Extracted data →
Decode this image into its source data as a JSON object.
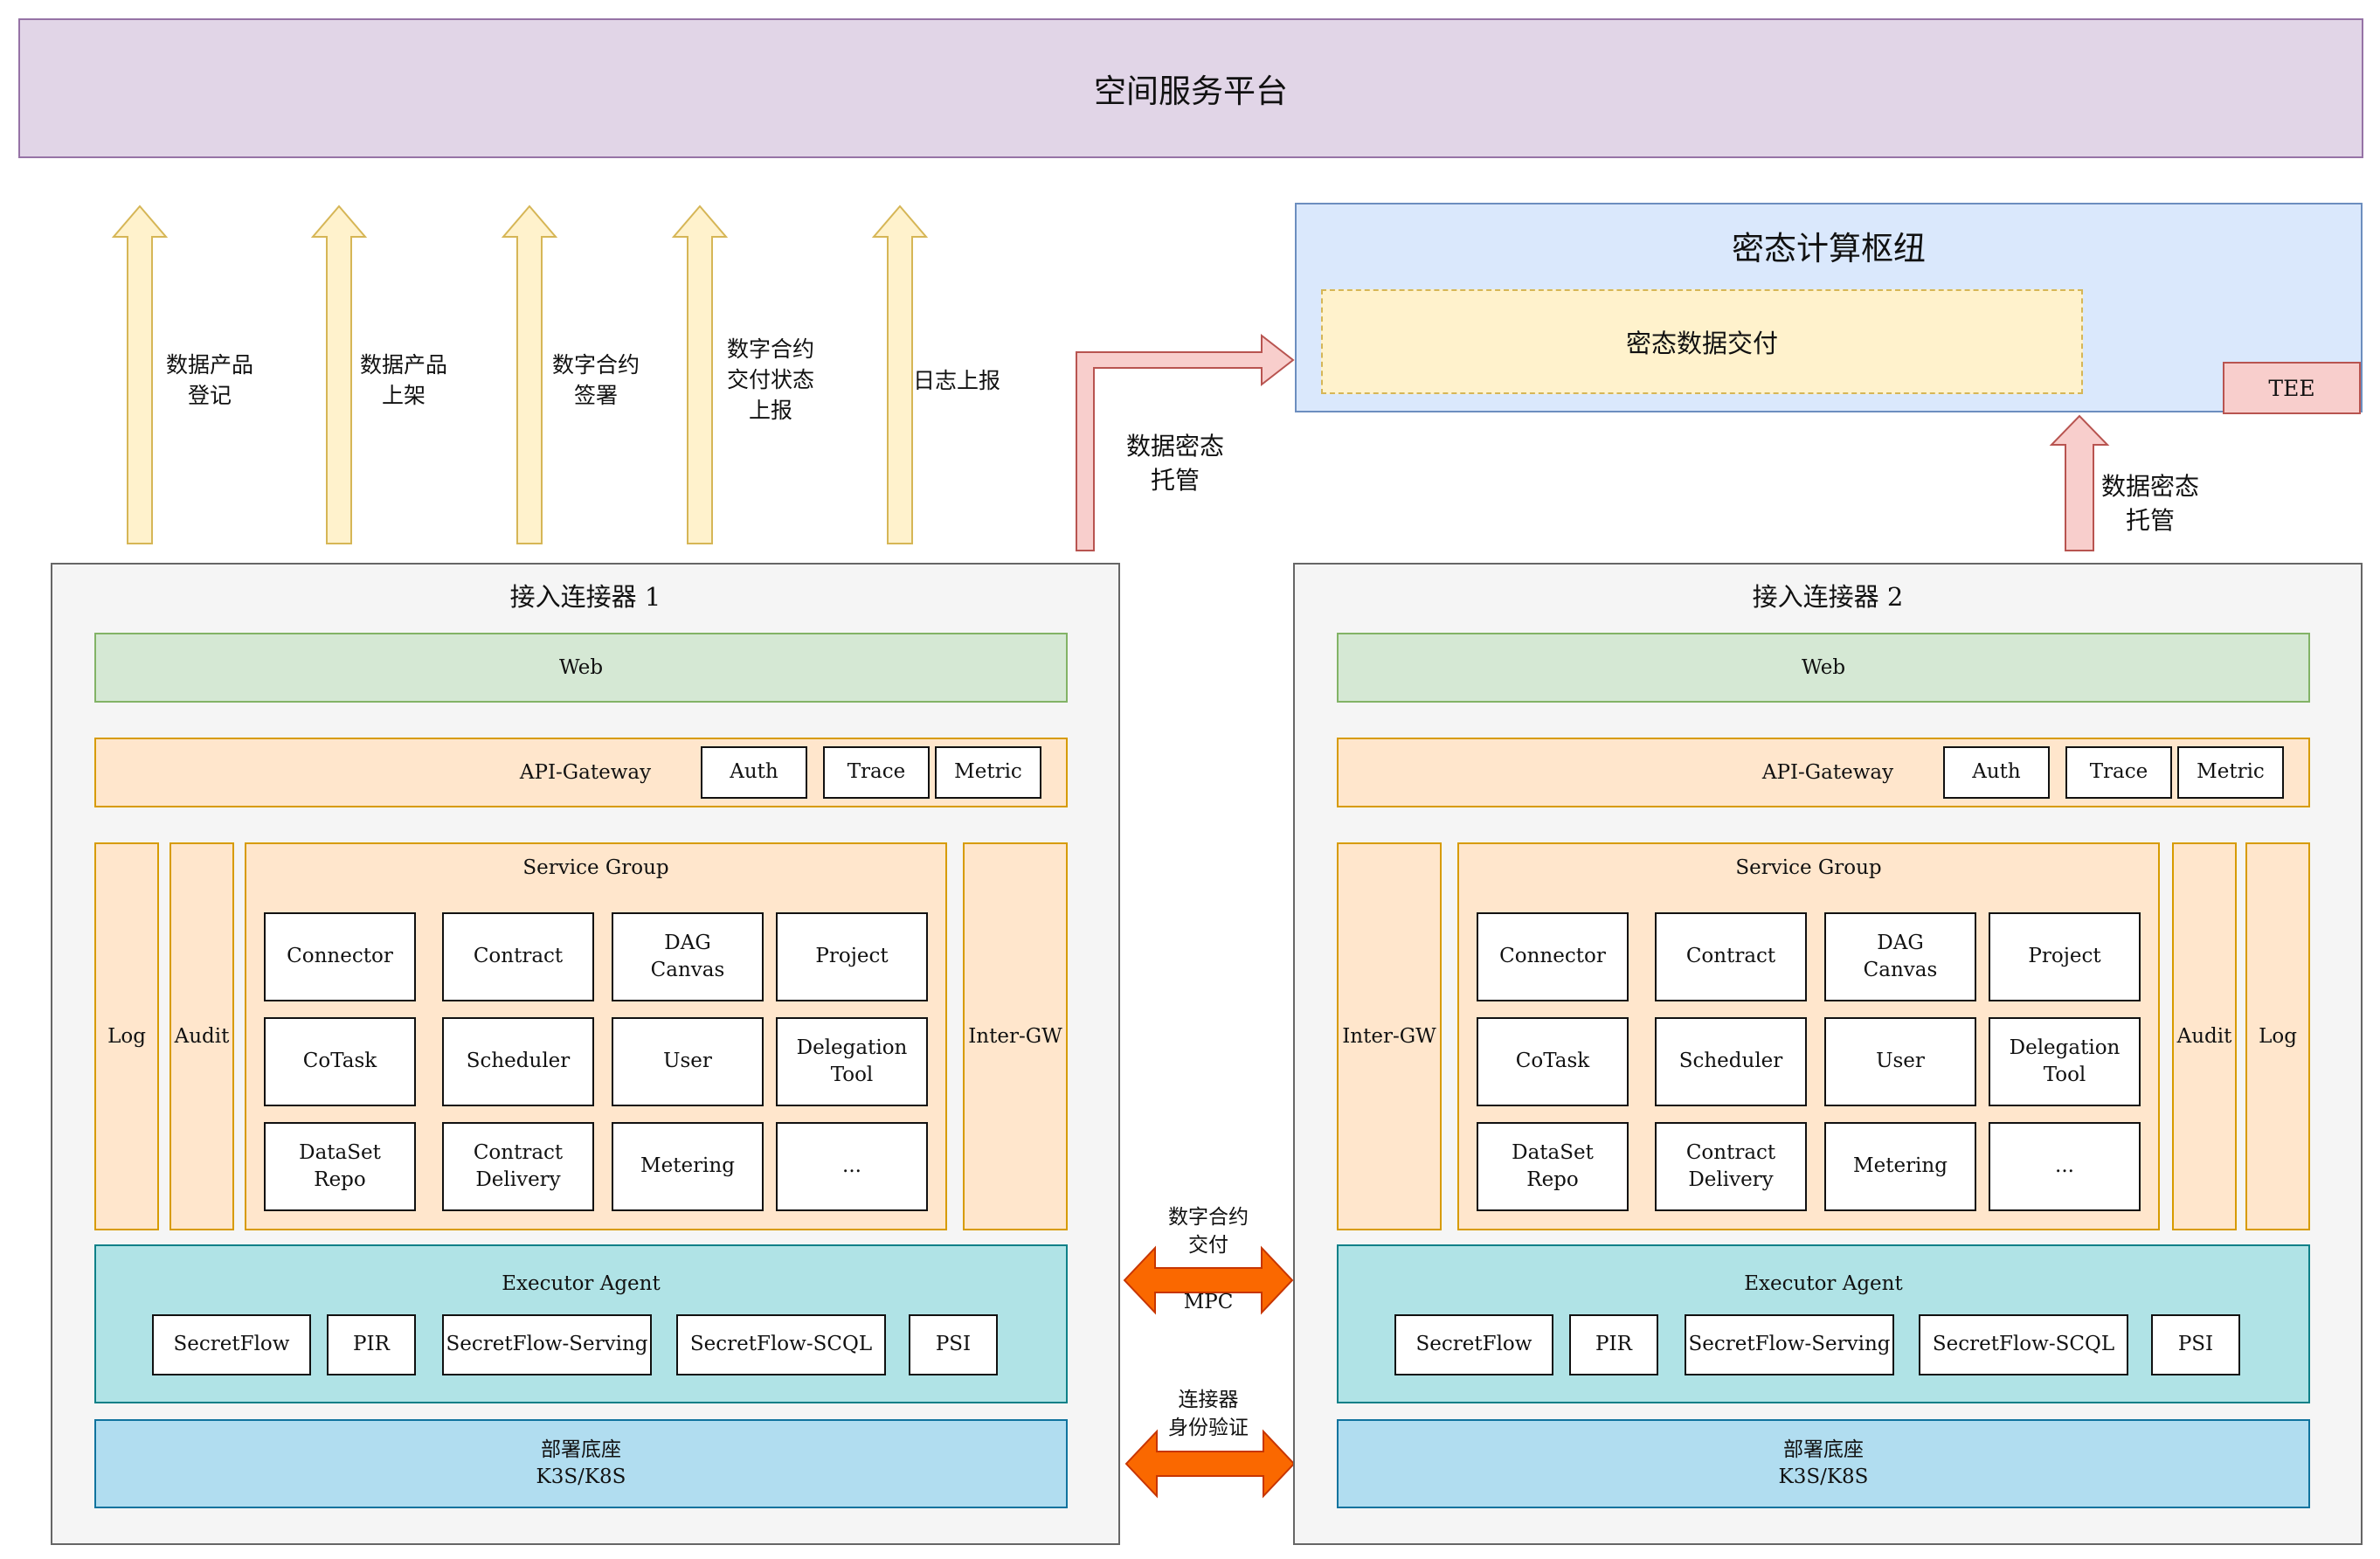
{
  "platform": {
    "title": "空间服务平台"
  },
  "up_arrows": [
    {
      "label": "数据产品\n登记"
    },
    {
      "label": "数据产品\n上架"
    },
    {
      "label": "数字合约\n签署"
    },
    {
      "label": "数字合约\n交付状态\n上报"
    },
    {
      "label": "日志上报"
    }
  ],
  "mpc_hub": {
    "title": "密态计算枢纽",
    "delivery": "密态数据交付",
    "tee": "TEE"
  },
  "custody_arrows": {
    "left": "数据密态\n托管",
    "right": "数据密态\n托管"
  },
  "middle_arrows": {
    "contract_top": "数字合约\n交付",
    "contract_bottom": "MPC",
    "identity": "连接器\n身份验证"
  },
  "connectors": [
    {
      "title": "接入连接器 1",
      "web": "Web",
      "gateway": {
        "label": "API-Gateway",
        "auth": "Auth",
        "trace": "Trace",
        "metric": "Metric"
      },
      "log": "Log",
      "audit": "Audit",
      "intergw": "Inter-GW",
      "service_group": {
        "title": "Service Group",
        "items": [
          "Connector",
          "Contract",
          "DAG\nCanvas",
          "Project",
          "CoTask",
          "Scheduler",
          "User",
          "Delegation\nTool",
          "DataSet\nRepo",
          "Contract\nDelivery",
          "Metering",
          "..."
        ]
      },
      "executor": {
        "title": "Executor Agent",
        "items": [
          "SecretFlow",
          "PIR",
          "SecretFlow-Serving",
          "SecretFlow-SCQL",
          "PSI"
        ]
      },
      "base": "部署底座\nK3S/K8S"
    },
    {
      "title": "接入连接器 2",
      "web": "Web",
      "gateway": {
        "label": "API-Gateway",
        "auth": "Auth",
        "trace": "Trace",
        "metric": "Metric"
      },
      "log": "Log",
      "audit": "Audit",
      "intergw": "Inter-GW",
      "service_group": {
        "title": "Service Group",
        "items": [
          "Connector",
          "Contract",
          "DAG\nCanvas",
          "Project",
          "CoTask",
          "Scheduler",
          "User",
          "Delegation\nTool",
          "DataSet\nRepo",
          "Contract\nDelivery",
          "Metering",
          "..."
        ]
      },
      "executor": {
        "title": "Executor Agent",
        "items": [
          "SecretFlow",
          "PIR",
          "SecretFlow-Serving",
          "SecretFlow-SCQL",
          "PSI"
        ]
      },
      "base": "部署底座\nK3S/K8S"
    }
  ],
  "colors": {
    "platform": "#e1d5e7",
    "hub": "#dae8fc",
    "delivery": "#fff2cc",
    "tee": "#f8cecc",
    "web": "#d5e8d4",
    "service": "#ffe6cc",
    "executor": "#b0e3e6",
    "base": "#b1ddf0",
    "up_arrow": "#fff2cc",
    "custody_arrow": "#f8cecc",
    "bidirectional_arrow": "#fa6800"
  }
}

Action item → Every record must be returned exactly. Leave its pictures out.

Output →
Decode this image into its source data as a JSON object.
{
  "platform": {
    "title": "空间服务平台"
  },
  "up_arrows": [
    {
      "label": "数据产品\n登记"
    },
    {
      "label": "数据产品\n上架"
    },
    {
      "label": "数字合约\n签署"
    },
    {
      "label": "数字合约\n交付状态\n上报"
    },
    {
      "label": "日志上报"
    }
  ],
  "mpc_hub": {
    "title": "密态计算枢纽",
    "delivery": "密态数据交付",
    "tee": "TEE"
  },
  "custody_arrows": {
    "left": "数据密态\n托管",
    "right": "数据密态\n托管"
  },
  "middle_arrows": {
    "contract_top": "数字合约\n交付",
    "contract_bottom": "MPC",
    "identity": "连接器\n身份验证"
  },
  "connectors": [
    {
      "title": "接入连接器 1",
      "web": "Web",
      "gateway": {
        "label": "API-Gateway",
        "auth": "Auth",
        "trace": "Trace",
        "metric": "Metric"
      },
      "log": "Log",
      "audit": "Audit",
      "intergw": "Inter-GW",
      "service_group": {
        "title": "Service Group",
        "items": [
          "Connector",
          "Contract",
          "DAG\nCanvas",
          "Project",
          "CoTask",
          "Scheduler",
          "User",
          "Delegation\nTool",
          "DataSet\nRepo",
          "Contract\nDelivery",
          "Metering",
          "..."
        ]
      },
      "executor": {
        "title": "Executor Agent",
        "items": [
          "SecretFlow",
          "PIR",
          "SecretFlow-Serving",
          "SecretFlow-SCQL",
          "PSI"
        ]
      },
      "base": "部署底座\nK3S/K8S"
    },
    {
      "title": "接入连接器 2",
      "web": "Web",
      "gateway": {
        "label": "API-Gateway",
        "auth": "Auth",
        "trace": "Trace",
        "metric": "Metric"
      },
      "log": "Log",
      "audit": "Audit",
      "intergw": "Inter-GW",
      "service_group": {
        "title": "Service Group",
        "items": [
          "Connector",
          "Contract",
          "DAG\nCanvas",
          "Project",
          "CoTask",
          "Scheduler",
          "User",
          "Delegation\nTool",
          "DataSet\nRepo",
          "Contract\nDelivery",
          "Metering",
          "..."
        ]
      },
      "executor": {
        "title": "Executor Agent",
        "items": [
          "SecretFlow",
          "PIR",
          "SecretFlow-Serving",
          "SecretFlow-SCQL",
          "PSI"
        ]
      },
      "base": "部署底座\nK3S/K8S"
    }
  ],
  "colors": {
    "platform": "#e1d5e7",
    "hub": "#dae8fc",
    "delivery": "#fff2cc",
    "tee": "#f8cecc",
    "web": "#d5e8d4",
    "service": "#ffe6cc",
    "executor": "#b0e3e6",
    "base": "#b1ddf0",
    "up_arrow": "#fff2cc",
    "custody_arrow": "#f8cecc",
    "bidirectional_arrow": "#fa6800"
  }
}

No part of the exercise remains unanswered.